For years, my FTC team used Home Depot foam floor tiles and a partial game element set with no field and it was definitely all we needed to compete, but having a field with proper tiles is a big benefit once you can justify the cost. The biggest issue with a field, is finding a space to ideally keep it set-up all year - we work out of my garage, so don’t have that ability and setting up and tearing it down every build session is not ideal😫 but you do what you have to!

Best of luck and reach out to the on line FTC community and the teams in your area with any questions.



One other thing not related to your question but critical to your season is to find out your school districts travel requirements. Avoid possible disappointment by knowing what you need to do to take your team to a tournament😁


Thank you for all the advise! Hopefully we can get to a position to compete in FRC in 1-2 years. Not sure yet if that’s an unreasonable timeline but we’ll see how budget and everything works out.

Good point on transportation. I hadn’t thought of that at all.
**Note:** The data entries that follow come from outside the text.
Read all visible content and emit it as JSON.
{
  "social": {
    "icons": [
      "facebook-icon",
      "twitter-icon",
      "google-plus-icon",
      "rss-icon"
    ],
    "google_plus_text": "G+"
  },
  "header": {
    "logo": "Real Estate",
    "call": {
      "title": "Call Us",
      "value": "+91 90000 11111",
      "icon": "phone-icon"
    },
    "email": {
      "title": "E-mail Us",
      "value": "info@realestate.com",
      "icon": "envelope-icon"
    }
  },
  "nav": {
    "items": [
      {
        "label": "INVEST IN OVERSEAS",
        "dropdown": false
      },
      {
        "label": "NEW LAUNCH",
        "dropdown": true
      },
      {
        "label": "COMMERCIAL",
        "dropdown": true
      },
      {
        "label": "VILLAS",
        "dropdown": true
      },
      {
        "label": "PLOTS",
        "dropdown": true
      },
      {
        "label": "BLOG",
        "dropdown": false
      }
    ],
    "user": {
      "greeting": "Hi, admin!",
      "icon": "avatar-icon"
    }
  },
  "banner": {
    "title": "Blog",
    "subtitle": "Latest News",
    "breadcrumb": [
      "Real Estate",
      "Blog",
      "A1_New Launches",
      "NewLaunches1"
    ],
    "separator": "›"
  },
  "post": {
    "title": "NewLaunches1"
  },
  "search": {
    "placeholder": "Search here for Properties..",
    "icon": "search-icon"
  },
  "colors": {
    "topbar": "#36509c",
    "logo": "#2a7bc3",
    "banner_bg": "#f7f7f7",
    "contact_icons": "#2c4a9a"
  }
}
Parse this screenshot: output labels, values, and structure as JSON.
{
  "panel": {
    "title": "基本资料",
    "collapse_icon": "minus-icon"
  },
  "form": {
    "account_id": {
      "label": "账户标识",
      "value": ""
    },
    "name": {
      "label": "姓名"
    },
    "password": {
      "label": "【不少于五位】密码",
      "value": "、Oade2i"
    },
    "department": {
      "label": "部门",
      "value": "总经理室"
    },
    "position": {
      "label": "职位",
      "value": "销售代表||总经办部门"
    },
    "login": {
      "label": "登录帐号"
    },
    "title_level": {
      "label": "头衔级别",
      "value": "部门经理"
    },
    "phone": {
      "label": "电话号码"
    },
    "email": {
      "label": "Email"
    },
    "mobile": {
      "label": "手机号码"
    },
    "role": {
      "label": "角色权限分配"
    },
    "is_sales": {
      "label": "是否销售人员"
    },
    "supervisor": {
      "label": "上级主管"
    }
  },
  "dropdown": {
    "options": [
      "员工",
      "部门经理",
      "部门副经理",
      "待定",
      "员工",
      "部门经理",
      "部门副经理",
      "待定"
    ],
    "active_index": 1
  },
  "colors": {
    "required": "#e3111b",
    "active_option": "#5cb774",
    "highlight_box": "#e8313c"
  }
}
I’ll bring that up in my meeting tomorrow too :slight_smile:

It’s not just transportation. Many school districts have onerous regulations for “overnight field trips”. It’s not fun to discover at the last minute that you didn’t file the right paperwork in time, or that you don’t have enough chaperones, or that you chartered the wrong sort of bus.

Another potential policy to be aware of is if you need X number of chaperones of a certain gender. Our board typically asks us to have at least one female board member (all our teachers directly involved are male) accompany the trips/excursions. I’ve also known some boards to require X number of chaperones for every so many students.

I see. Thank you for the clarification. I’ll make sure to ask for those policies.

I was able to use everyone’s suggestions to put together a hopefully decent list of safety equipment, materials, tools, and storage units I will need for the upcoming school year.

I’m thinking a 3-D printer might also be useful. Would that be recommended? Are there any software programs you’d recommend that might also be useful?

1 Like

The spreadsheet linked by Alexander above has the Prusa Mini+ 3d printer on it, which I’m a big fan of as well. My team used 3d printing this season to make camera mounts, and there’s plenty of other applications you may come across.

As for software, the main things that come up are CAD and programming. My team uses OnShape for CAD since it’s free and has pretty easy collaboration between users. For programming we use the default install of Visual Studio Code that comes with wpilib, plus Git for version control. I don’t know if the programming tools for FTC are different though since I’ve only done FRC. CAD is CAD, though, and getting a good design in CAD will make making parts and assembling the robot a much smoother process than it would be otherwise.

1 Like

FTC does not use wpilib and iirc has vastly less convenient support, but there is an FTC Discord server that might be able to help more with that. FTC also generally does not use CAD especially at a lower level, but CAD is a very good skill to have no matter what. If you want to 3dprint things you will need at least some CAD work

It might be worth considering Vex instead of FTC here. It sounds like you want to avoid tools and have a fairly small budget. Vex is much more organized from a setup standpoint than FTC.